6am saw the sunrise and with it a new hope that there would be traffic around my apartment, so I went back.
To my much anticipated, and long awaited happiness I could see the elevator numbers moving from outside the window.
It started at the 7th floor and slowly counted down over an eternity of agony.
The cleaning lady was just waking up to start her day. Puffy in the face, and all too unwilling to deal with anything out of the ordinary just yet.
‘Don’t knock to hard’ I thought to myself. ‘You don’t want to look too aggressive or desperate, she’ll never let you in then.’ I was trying to manage my excitement. I had to play my cards right. I had t knock firmly enough that I looked like I belong in the building.
She opened the door a crack.
All my internal pep talks and coaching and trying to manage my outward behaviour dissolved into the atmosphere and my excitement was in full, unadorned swing.
I was stuttering and gasping and flailing my arms like an idiot explaining how I left my keys in the apartment “and…and..my girlfriend…she fell asleep because….see we went out with our friends…and the alarm…she always…silent…my phone…dead…no money!!!”
Something about my frantic and desperate plea in a language she didn’t understand made her open the door and I was instantly bathed in relief.
“UMMMM….Did you notice anything missing?!” I said, slamming the apartment door behind me.
It wasn’t worth it. I was too tired. I went to bed.
Seven Eleven kept me safe.
By the way, all that food you see cooking all day in 7-11…it does in fact get turned over and thrown out at the end of the day and new fresh ones are put out.
I always eat it now.
The things you can do at a convenient store
in Taiwan are astonishing.
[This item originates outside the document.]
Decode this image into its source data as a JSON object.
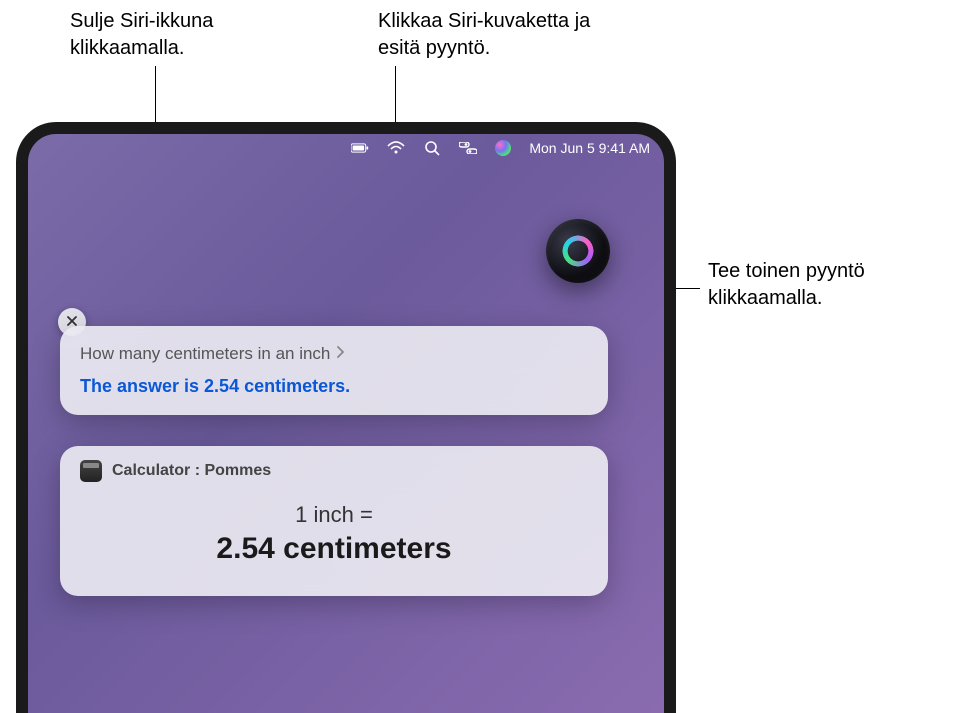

Everything from paying your phone and utility bills, to sending and receiving packages, to light grocery shopping and booking train tickets.
There is food for every meal including late night snack - which is meal by the way.
There are even tables to sit down and eat them.